■ TASK DETAILS
State, as a number alone, how many lines of the data contain the string "Afficher".

Component data from apps and pages
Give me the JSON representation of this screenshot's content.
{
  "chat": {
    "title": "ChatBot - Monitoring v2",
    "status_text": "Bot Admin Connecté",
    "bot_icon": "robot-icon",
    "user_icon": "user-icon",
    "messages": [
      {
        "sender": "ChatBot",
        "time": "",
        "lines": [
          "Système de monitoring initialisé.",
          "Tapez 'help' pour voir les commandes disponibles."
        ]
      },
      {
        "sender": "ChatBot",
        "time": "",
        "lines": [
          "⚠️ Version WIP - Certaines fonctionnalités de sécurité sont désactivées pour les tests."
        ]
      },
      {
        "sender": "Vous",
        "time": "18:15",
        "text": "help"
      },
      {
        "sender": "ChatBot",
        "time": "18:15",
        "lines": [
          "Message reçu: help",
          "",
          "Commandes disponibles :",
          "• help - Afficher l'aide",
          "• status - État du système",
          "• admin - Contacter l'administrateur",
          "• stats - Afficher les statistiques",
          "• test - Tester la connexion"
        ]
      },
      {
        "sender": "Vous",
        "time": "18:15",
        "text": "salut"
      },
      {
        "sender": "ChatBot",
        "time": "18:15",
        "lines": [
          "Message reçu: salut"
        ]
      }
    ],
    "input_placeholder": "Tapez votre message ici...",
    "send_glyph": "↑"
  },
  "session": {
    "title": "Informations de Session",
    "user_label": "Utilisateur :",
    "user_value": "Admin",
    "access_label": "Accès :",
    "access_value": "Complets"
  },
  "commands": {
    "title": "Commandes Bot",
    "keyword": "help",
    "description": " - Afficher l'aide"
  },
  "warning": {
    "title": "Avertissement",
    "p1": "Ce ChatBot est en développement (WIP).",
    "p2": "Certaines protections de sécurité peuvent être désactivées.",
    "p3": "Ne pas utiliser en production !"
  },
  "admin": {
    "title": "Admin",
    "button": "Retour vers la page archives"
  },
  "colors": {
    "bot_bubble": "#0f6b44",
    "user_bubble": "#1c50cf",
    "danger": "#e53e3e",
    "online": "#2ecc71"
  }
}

■ SOLUTION
3